There is one coverage table each for the target and best version. The tables contain the following information:
  • The survey area on the sky, given as a stripe number and a range for the mu coordinate (startmu <= mu <= endmu). These were used to create the plots above.
  • The runs and reruns and the range of fields which cover the given area. This is the information needed to find data for a given part of the sky in the Data archive.


The spectrograph's 640 fibers are distributed on a plug plate of roughly 3° diameter (7 square degree area) projected on sky. Spectroscopic coverage is given in terms of the plate centers.
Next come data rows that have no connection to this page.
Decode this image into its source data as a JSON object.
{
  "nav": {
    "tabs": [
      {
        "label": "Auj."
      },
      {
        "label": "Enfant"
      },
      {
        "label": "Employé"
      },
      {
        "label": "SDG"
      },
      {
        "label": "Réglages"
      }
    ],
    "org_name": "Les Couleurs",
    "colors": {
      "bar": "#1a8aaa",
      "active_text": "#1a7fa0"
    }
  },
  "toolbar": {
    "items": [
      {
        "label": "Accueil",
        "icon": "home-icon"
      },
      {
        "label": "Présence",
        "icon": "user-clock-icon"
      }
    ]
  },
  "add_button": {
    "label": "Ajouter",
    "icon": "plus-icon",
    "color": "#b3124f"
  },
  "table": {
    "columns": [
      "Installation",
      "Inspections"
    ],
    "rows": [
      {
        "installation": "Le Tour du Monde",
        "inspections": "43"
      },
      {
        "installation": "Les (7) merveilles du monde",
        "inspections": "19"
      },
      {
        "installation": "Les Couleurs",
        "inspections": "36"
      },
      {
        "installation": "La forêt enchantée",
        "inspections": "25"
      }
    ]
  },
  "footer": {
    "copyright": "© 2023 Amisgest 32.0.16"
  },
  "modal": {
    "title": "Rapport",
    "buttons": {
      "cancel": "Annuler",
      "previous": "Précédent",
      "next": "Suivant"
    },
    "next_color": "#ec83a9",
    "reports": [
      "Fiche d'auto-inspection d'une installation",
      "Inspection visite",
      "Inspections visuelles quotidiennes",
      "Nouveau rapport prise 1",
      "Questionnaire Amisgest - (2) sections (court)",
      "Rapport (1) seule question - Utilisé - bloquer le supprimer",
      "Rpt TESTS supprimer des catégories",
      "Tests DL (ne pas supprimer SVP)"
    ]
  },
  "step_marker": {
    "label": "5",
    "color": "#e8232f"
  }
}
Plates are identified by a unique number assigned during targetting and the MJD on which they were observed, to distinguish re-observations of the same plate.

Incremental sky coverage of SDSS

A map of the incremental coverage of the numbered Data Releases (i.e., excluding the EDR) by DR number.



Future sky coverage of SDSS

Imaging of the Southern Galactic hemisphere and further spectroscopy is continuing as part of SDSS-3.

*Text and figures on this page come from an author-created, un-copyedited version of the SDSS Data Release 7 paper, an article submitted to Astrophysical Journal Supplements. IOP Publishing Ltd is not responsible for any errors or omissions in this version of the manuscript or any version derived from it. A preprint of the DR7 paper is available from the arXiv preprint server.

Last modified: Sat Sep 15 01:51:39 CEST 2007